◆ Activity ◆
All lines holding the word "active" are to be copied from the records beneath.

(Recorded data Opens)

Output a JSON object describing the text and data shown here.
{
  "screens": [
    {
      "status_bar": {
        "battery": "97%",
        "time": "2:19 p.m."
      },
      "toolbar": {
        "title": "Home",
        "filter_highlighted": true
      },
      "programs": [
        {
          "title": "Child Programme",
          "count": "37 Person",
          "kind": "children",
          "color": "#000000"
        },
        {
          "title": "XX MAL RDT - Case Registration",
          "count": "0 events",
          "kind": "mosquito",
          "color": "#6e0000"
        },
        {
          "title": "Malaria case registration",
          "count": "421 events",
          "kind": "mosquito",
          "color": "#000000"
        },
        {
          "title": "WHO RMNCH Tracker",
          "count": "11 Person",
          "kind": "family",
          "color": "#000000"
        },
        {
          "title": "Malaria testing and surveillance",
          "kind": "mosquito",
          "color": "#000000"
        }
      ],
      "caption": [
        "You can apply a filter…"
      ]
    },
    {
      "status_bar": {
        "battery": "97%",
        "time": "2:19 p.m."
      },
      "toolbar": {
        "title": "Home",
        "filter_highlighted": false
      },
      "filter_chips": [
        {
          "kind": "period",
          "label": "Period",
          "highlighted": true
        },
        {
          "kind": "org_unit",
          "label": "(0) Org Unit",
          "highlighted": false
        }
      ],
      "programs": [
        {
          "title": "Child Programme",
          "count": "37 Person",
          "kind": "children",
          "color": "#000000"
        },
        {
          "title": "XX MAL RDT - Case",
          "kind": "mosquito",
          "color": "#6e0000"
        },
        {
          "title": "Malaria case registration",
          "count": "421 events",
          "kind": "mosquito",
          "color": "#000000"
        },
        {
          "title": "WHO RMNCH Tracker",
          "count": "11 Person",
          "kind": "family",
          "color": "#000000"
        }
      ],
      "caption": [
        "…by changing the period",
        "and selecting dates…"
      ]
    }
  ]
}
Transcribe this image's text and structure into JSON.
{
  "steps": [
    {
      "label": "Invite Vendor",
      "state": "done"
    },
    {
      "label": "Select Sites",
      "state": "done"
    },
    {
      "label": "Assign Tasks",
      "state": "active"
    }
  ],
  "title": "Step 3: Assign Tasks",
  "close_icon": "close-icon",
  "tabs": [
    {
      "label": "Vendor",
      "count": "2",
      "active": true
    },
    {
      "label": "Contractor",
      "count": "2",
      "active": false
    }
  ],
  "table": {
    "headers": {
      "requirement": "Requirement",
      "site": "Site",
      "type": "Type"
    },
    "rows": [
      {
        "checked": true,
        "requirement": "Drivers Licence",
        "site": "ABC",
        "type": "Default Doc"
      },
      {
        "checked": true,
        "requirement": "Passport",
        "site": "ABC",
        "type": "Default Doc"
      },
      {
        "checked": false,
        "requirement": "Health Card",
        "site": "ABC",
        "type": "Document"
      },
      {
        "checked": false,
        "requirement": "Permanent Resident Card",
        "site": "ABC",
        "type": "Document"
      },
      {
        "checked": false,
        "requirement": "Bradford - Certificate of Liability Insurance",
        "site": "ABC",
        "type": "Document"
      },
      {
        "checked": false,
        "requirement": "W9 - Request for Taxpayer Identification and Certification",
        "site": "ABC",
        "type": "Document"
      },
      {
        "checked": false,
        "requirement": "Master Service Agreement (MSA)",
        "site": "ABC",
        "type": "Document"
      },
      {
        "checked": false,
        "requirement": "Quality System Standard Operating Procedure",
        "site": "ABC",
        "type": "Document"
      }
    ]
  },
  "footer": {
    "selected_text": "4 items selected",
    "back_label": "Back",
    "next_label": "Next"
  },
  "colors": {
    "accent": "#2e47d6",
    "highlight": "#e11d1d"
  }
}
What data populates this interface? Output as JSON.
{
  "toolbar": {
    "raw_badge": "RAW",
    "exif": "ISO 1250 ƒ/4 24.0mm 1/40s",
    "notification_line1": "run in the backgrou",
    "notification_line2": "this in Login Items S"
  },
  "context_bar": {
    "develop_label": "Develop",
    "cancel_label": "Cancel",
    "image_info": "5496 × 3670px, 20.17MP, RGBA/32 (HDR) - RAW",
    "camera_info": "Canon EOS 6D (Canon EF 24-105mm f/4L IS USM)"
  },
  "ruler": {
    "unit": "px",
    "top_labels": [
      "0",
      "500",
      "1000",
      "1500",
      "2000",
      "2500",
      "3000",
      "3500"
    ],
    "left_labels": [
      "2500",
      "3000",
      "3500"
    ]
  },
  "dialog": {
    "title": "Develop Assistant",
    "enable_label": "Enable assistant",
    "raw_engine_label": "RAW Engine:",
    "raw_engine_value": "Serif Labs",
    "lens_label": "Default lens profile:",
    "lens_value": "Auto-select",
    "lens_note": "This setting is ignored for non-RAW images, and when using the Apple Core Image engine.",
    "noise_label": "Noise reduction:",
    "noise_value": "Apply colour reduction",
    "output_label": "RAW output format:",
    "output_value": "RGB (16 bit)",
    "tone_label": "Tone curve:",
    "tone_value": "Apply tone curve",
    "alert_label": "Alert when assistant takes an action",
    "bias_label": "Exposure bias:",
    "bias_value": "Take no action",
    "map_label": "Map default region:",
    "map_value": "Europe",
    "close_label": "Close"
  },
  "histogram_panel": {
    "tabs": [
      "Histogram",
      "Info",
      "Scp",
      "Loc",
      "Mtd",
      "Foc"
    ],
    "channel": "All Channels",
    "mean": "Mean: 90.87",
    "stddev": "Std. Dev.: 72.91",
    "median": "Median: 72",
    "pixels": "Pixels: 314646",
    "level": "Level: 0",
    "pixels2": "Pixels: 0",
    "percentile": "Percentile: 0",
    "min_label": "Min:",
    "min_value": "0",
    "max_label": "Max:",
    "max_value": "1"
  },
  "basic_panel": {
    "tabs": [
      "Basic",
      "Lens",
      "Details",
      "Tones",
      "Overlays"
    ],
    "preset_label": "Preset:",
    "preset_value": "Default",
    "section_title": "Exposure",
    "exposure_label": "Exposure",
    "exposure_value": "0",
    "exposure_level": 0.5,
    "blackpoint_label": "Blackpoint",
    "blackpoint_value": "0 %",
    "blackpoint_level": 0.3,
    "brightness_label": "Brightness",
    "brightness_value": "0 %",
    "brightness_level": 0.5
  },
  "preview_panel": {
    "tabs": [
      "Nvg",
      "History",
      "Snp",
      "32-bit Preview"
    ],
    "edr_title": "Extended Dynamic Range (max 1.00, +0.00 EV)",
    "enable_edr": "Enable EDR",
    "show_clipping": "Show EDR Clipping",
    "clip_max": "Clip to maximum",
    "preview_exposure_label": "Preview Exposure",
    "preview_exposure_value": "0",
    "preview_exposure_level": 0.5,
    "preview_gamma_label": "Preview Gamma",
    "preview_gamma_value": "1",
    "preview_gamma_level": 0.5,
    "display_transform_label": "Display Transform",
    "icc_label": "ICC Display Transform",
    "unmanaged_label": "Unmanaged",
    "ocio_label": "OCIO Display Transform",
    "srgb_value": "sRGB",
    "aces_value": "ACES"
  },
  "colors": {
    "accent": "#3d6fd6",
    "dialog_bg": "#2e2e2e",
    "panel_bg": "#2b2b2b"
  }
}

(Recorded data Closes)

◆ Exercise response ◆
      "state": "active"
      "active": true
      "active": false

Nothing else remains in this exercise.